‘Translated To Heaven And Spain’
For most of us, it would be a miracle that a single element of aboriginal music survived in our memories from youth to adulthood. For composer Joby Talbot, however, retrieving his teenage hearing on BBC Radio 3 of the Taiwanese Bunan tribe’s Pasiputput seems to have been an easy stop on his own Path of Miracles. What he has done with the Pasiputput — which he tells me is pronounced just like it looks — is arresting.
Thanks to New York Public Radio’s 24/7 free contemporary-classical streaming service Q2 Music and its Album of the Week series, we’ve highlighted the new Harmonia Mundi release of a superb recording of the work with the extraordinary precision of the vocal ensemble Conspirare under the direction ofCraig Hella Johnson.

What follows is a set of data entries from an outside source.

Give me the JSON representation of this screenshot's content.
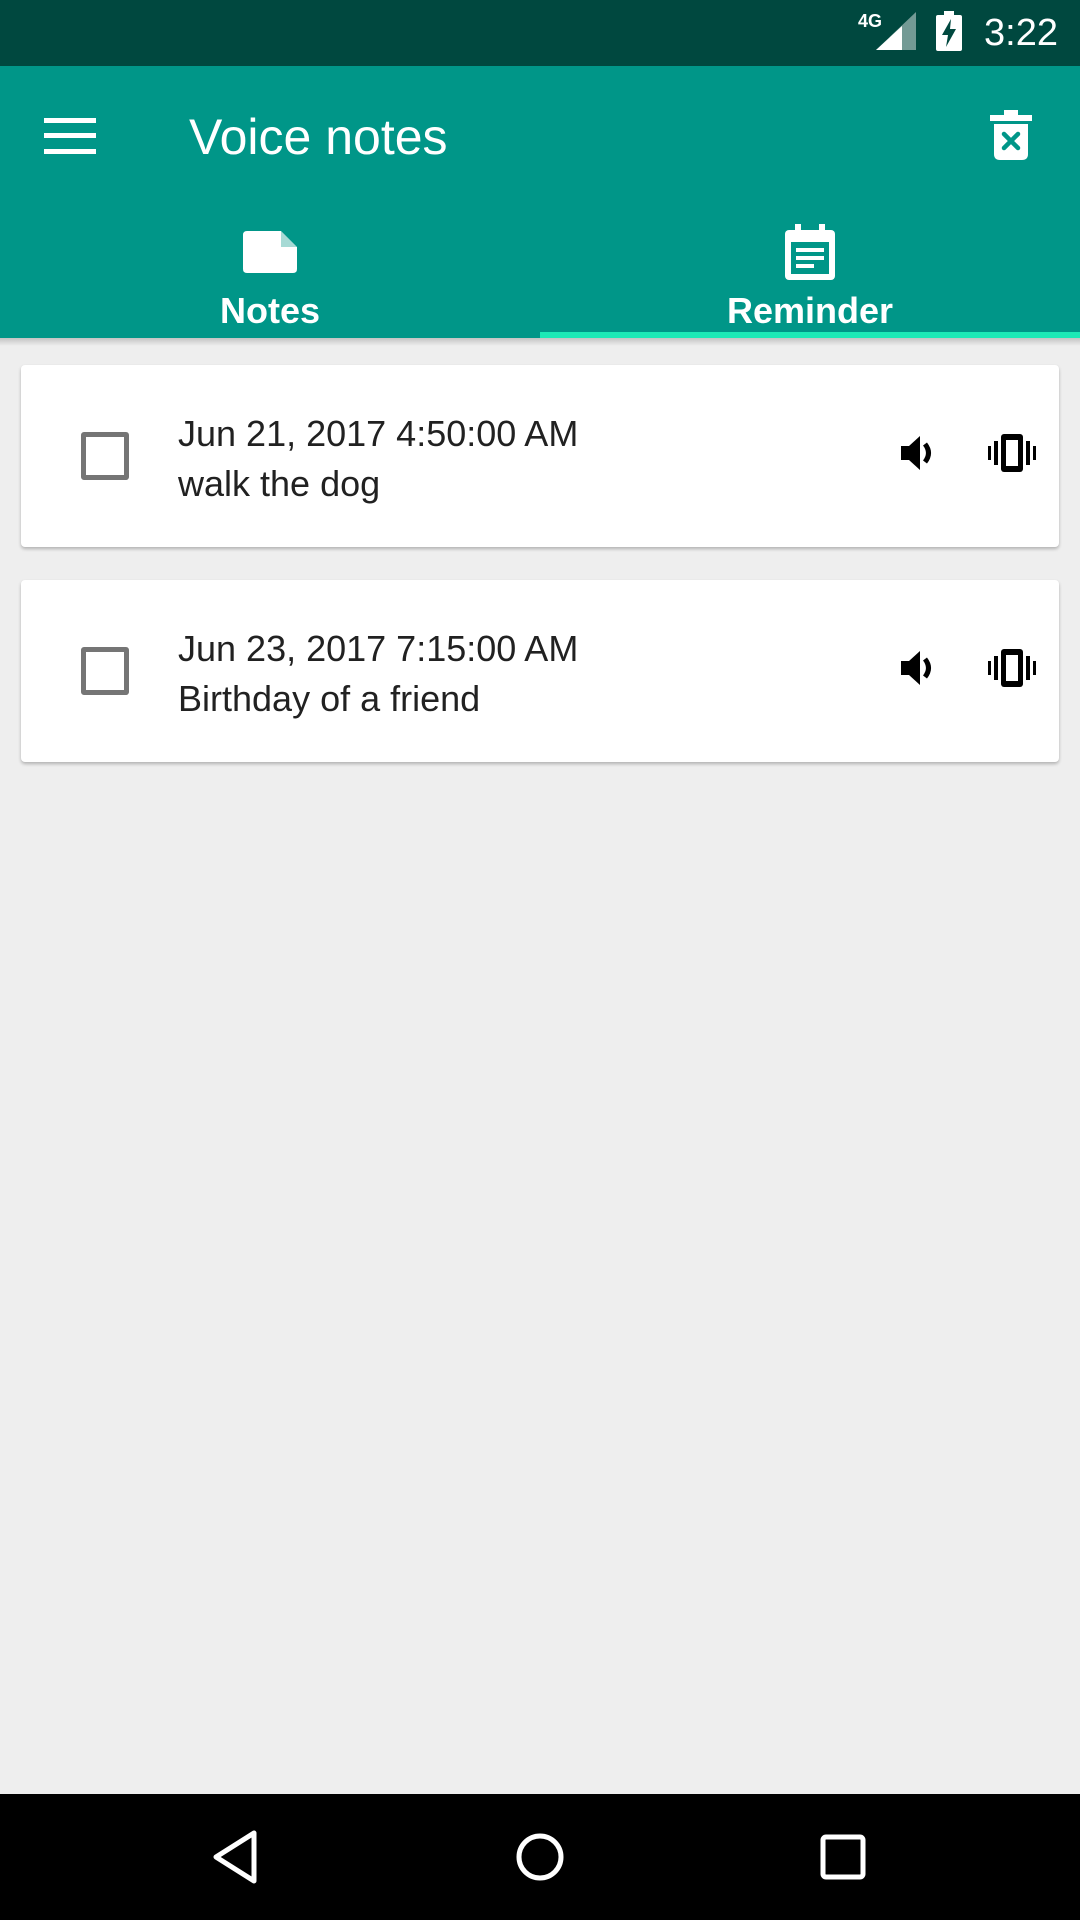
{
  "status_bar": {
    "network": "4G",
    "time": "3:22"
  },
  "toolbar": {
    "title": "Voice notes",
    "menu_icon": "menu-icon",
    "delete_icon": "delete-icon"
  },
  "tabs": [
    {
      "label": "Notes",
      "icon": "note-icon",
      "selected": false
    },
    {
      "label": "Reminder",
      "icon": "calendar-icon",
      "selected": true
    }
  ],
  "reminders": [
    {
      "date": "Jun 21, 2017 4:50:00 AM",
      "text": "walk the dog",
      "checked": false
    },
    {
      "date": "Jun 23, 2017 7:15:00 AM",
      "text": "Birthday of a friend",
      "checked": false
    }
  ],
  "colors": {
    "primary": "#009688",
    "primary_dark": "#00483f",
    "accent": "#1de9b6",
    "background": "#eeeeee"
  }
}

Crank your volume. You’ll think nothing is there at first. Keep listening. The opening passage of the first section, the Roncesvalles, in Talbot’s own plotting of the holy road is a series of devastating glissandi — big, big ones. But they start way down in the basso profundis of a mystery that has driven pilgrims to take on the arduous Camino de Santiago for centuries. You hear the ensemble’s men masterfully sliding up and up and up, slowly, weirdly, their overtones glimmering around them until they hand off to the sopranos’ “O Santiago / Great Santiago / God help us now / And evermore.”
‘Back To The Land That Denied Him In Life’
Richard Dickinson’s libretto begins at the end, in a way, at what scriptures say was the martyrdom of St. James at the hands of Herod, a ruler who wanted “to vex certain of the Church.”
The great Cathedral at Santiago de Compostela in northern Spain, tradition tells us, holds the remains of James, who was one of Jesus’ twelve disciples. And so it is that the ancient Camino de Santiago — which comprises multiple routes — culminates, as does Talbot’s work, at the spectacular cathedral. In Dickinson’s libretto:
Herod rots on a borrowed throne,
while the saint is translated to Heaven and
Spain, the body taken at night from the tomb,
the stone of the tomb becoming the boat
that carries him back ad extremis terrarum,
back to the land that denied him in life.
The “Way of St. James,” as it’s sometimes called, is frequently symbolized by the scallop shell, and you’ll see such imagery on Harmonia Mundi’s typically meticulous packaging. If anything, a custom so hallowed as the pilgrimage and so enjoyed even today, often by hikers who have no specific religious intent but want to travel this legendary route.
Talbot’s 2005 Path of Miracles, originally commissioned by Nigel Short’s ensemble Tenebrae, is divided into four sections, each representing one of the church towns along the away — Roncesvalles, Burgos, Leon, and Santiago. Sung a cappella, the piece is at times (as in the first movement) breezily syncopated with Latin rhythm and a dancerly, sprightly energy.
By his third movement, named for the town of Leon, Talbot places his listener so rightly on the road that the sequence’s warming, rising conclusion is the anticipation of what awaits: something prayerful, transformative, redolent with peace and accelerating with the ascent to the cathedral.
We have walked out of our lives
To come to where the walls of heaven
Are thin as a curtain, transparent as glass,
Where the Apostle spoke the holy words,
Where in death he returned, where God is close,
Where saints and martyrs mark the road.
An ebullient dynamic seizes the rhythmic structure of the Path of Miracles: the choir now is vocally skipping, leaping, bounding into the light of the Galician high ground. An anthemic grace crashes into the revelry at about 11 minutes into the final, Santiago movement. And from there, the work moves a little above the ground. The ethereal solace sought for so many centuries by so many souls is gathered up by the composer into an extraordinary, walking three note continuo created for the altos by Talbot.
And the last words are those that started the journey:
Holy St. James, great St. James,
God help us now and evermore.
In talking with Talbot, what I learned was that he and his young family all but “walked out of this life” — or drove out of it, to be precise — on the Path of Miracles he was researching.
There’s more: Read the full story at Thought Catalog
By Porter Anderson
Writing on the Ether: Music For Writers: Joby Talbot On The ‘Path Of Miracles’
Originally published by Thought Catalog at www.ThoughtCatalog.com